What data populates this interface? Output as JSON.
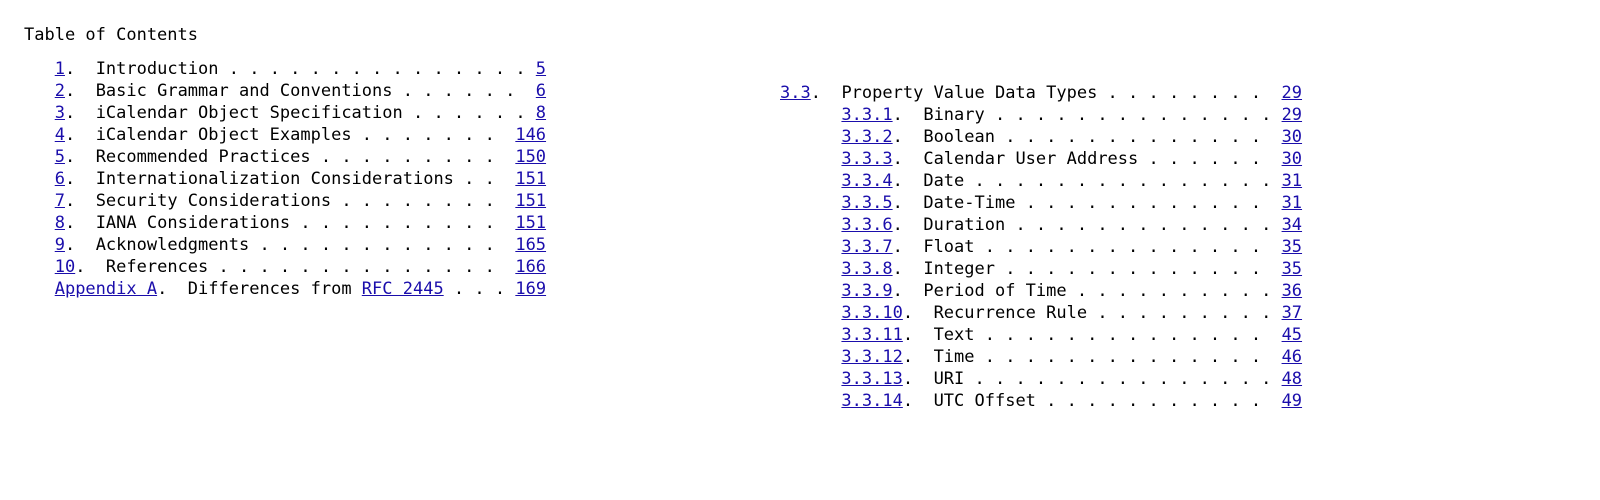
{
  "heading": "Table of Contents",
  "left_line_width": 51,
  "right_line_width": 51,
  "left": [
    {
      "indent": 3,
      "num": "1",
      "num_link": true,
      "title": "Introduction",
      "page": "5"
    },
    {
      "indent": 3,
      "num": "2",
      "num_link": true,
      "title": "Basic Grammar and Conventions",
      "page": "6"
    },
    {
      "indent": 3,
      "num": "3",
      "num_link": true,
      "title": "iCalendar Object Specification",
      "page": "8"
    },
    {
      "indent": 3,
      "num": "4",
      "num_link": true,
      "title": "iCalendar Object Examples",
      "page": "146"
    },
    {
      "indent": 3,
      "num": "5",
      "num_link": true,
      "title": "Recommended Practices",
      "page": "150"
    },
    {
      "indent": 3,
      "num": "6",
      "num_link": true,
      "title": "Internationalization Considerations",
      "page": "151"
    },
    {
      "indent": 3,
      "num": "7",
      "num_link": true,
      "title": "Security Considerations",
      "page": "151"
    },
    {
      "indent": 3,
      "num": "8",
      "num_link": true,
      "title": "IANA Considerations",
      "page": "151"
    },
    {
      "indent": 3,
      "num": "9",
      "num_link": true,
      "title": "Acknowledgments",
      "page": "165"
    },
    {
      "indent": 3,
      "num": "10",
      "num_link": true,
      "title": "References",
      "page": "166"
    },
    {
      "indent": 3,
      "num": "Appendix A",
      "num_link": true,
      "title": "Differences from ",
      "rfc": "RFC 2445",
      "page": "169"
    }
  ],
  "right_header": {
    "indent": 0,
    "num": "3.3",
    "num_link": true,
    "title": "Property Value Data Types",
    "page": "29"
  },
  "right": [
    {
      "indent": 6,
      "num": "3.3.1",
      "num_link": true,
      "title": "Binary",
      "page": "29"
    },
    {
      "indent": 6,
      "num": "3.3.2",
      "num_link": true,
      "title": "Boolean",
      "page": "30"
    },
    {
      "indent": 6,
      "num": "3.3.3",
      "num_link": true,
      "title": "Calendar User Address",
      "page": "30"
    },
    {
      "indent": 6,
      "num": "3.3.4",
      "num_link": true,
      "title": "Date",
      "page": "31"
    },
    {
      "indent": 6,
      "num": "3.3.5",
      "num_link": true,
      "title": "Date-Time",
      "page": "31"
    },
    {
      "indent": 6,
      "num": "3.3.6",
      "num_link": true,
      "title": "Duration",
      "page": "34"
    },
    {
      "indent": 6,
      "num": "3.3.7",
      "num_link": true,
      "title": "Float",
      "page": "35"
    },
    {
      "indent": 6,
      "num": "3.3.8",
      "num_link": true,
      "title": "Integer",
      "page": "35"
    },
    {
      "indent": 6,
      "num": "3.3.9",
      "num_link": true,
      "title": "Period of Time",
      "page": "36"
    },
    {
      "indent": 6,
      "num": "3.3.10",
      "num_link": true,
      "title": "Recurrence Rule",
      "page": "37"
    },
    {
      "indent": 6,
      "num": "3.3.11",
      "num_link": true,
      "title": "Text",
      "page": "45"
    },
    {
      "indent": 6,
      "num": "3.3.12",
      "num_link": true,
      "title": "Time",
      "page": "46"
    },
    {
      "indent": 6,
      "num": "3.3.13",
      "num_link": true,
      "title": "URI",
      "page": "48"
    },
    {
      "indent": 6,
      "num": "3.3.14",
      "num_link": true,
      "title": "UTC Offset",
      "page": "49"
    }
  ]
}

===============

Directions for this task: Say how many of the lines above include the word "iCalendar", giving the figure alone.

Answer box: 2